Bosham Harbour (Magnus Portus)


The natural harbours between Portsmouth and Chichester, have been known as Magnus Portus or “the Great Harbour” from the writings of Ptolemy. Roman remains are have been discovered over the years.  They found a Roman foundation under Trinity Church.  In 1800, a colossal head (much eroded) was discovered in a garden; it is thought to have belonged to Emperor Trajan’s statue sited at the entrance to the harbor.  Excavations uncovered pottery, midden pits, even wallplaster and opus signinum (Roman waterproof mortar). In the 19th century a roman footbath was discovered in Bull’s Garden, next to Bosham churchyard.  In 1832 near Broadbridge house, they discovered the foundations of a building, with walls over 2 feet thick and 6 feet deep with a 6 foot circular bath, an atrium and other rooms, thought to have been used by the troops.  Antoninus coins were found embedded in the tile mortar.  It is said that archaeologists found the remnants of an ampitheatre, and also a Roman mill-race. There is no Latin inscription on stone recorded in the R.I.B. for the Bosham Harbour site.

A legionary helmet which was dredged-up from Bosham harbour many years ago. This helmet has been described as a ‘Jockey Cap’ type, which was phased-out of service with the Roman army in late-Claudian times, in favour of an improved design with better neck and cheek protection. This helmet now resides in the Lewes Museum. Helmets similar to that at Lewes are a sure sign of Claudian military activity.” (Dudley & Webster, p.201, #22)

Was Bosham an Invasion site for Claudius?

It has been claimed by some that the known Roman harbour at Bosham, which is naturally split into three major tributaries, was the original landing site of the Roman invasion of 43AD, but this cannot be reconciled for a number of reasons.
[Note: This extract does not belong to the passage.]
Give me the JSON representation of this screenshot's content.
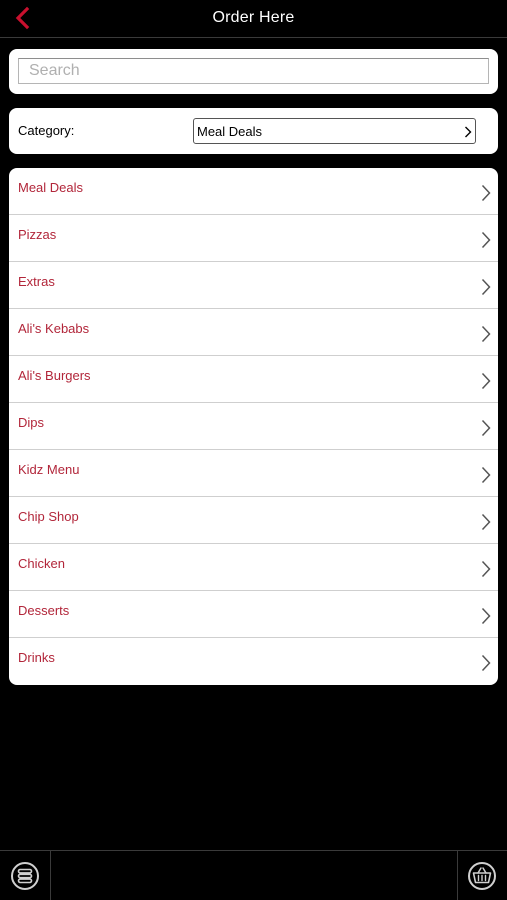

For a start, the Romans were very averse to sea-borne operations of any kind, especially on their north-western seaboard which was subject to that very un-Mediterranean problem of tidal currents, and they would have been very wary of extending their initial supply-lines this far along the southern coast. Secondly, dio mentions a two day long battle at a major British river before the Thames, and there is no likely candidate between Chichester and London.

Bosham Harbour and the nearby legionary depot at Chichester may be assigned to the secondary thrust of the invasion period, probably early in 44, when the Second Legion Augusta commanded by the future emperor Vespasian saw active service against the Durotriges and the Belgae tribes in southern England. This conflict is touched upon in Suetonius (Vespasian IV.1).

Historical References to Bosham Harbour (Magnus Portus)

Geography of Ptolemy published in the early-second century AD, provides us with a fairly accurate picture of The Island of Britain at the time. In book II chapter ii, Ptolemy describes the coastal outline of Britain, giving the latitude and longitude of a number of promontories, river-mouths, peninsulas and bays, and his paragraph headed “the description of the south side below which is the Oceanus Britannicus”, gives the names of several features on the southern English coast. Here, between the rivers Iscas and Alaunus to the west and the Trisantonis¹ to the east is a place known as Magnus Portus or “the Great Harbour”, which must refer to the natural harbours between Portsmouth and Chichester.

  1. The Iscas is certainly the River Exe in Devon, the Alaunus is yet to be identified but probably flows through the county of Dorset, and the Trisantonis has been equated with the River Arun in Sussex.

The Bosham Legionary Helmet


References for Magnus Portus – The Great Harbour

The Roman Conquest of Britain by Graham Webster & Donald R. Dudley (Batsford, London, 1965).

Sites near Bosham Harbour (Magnus Portus)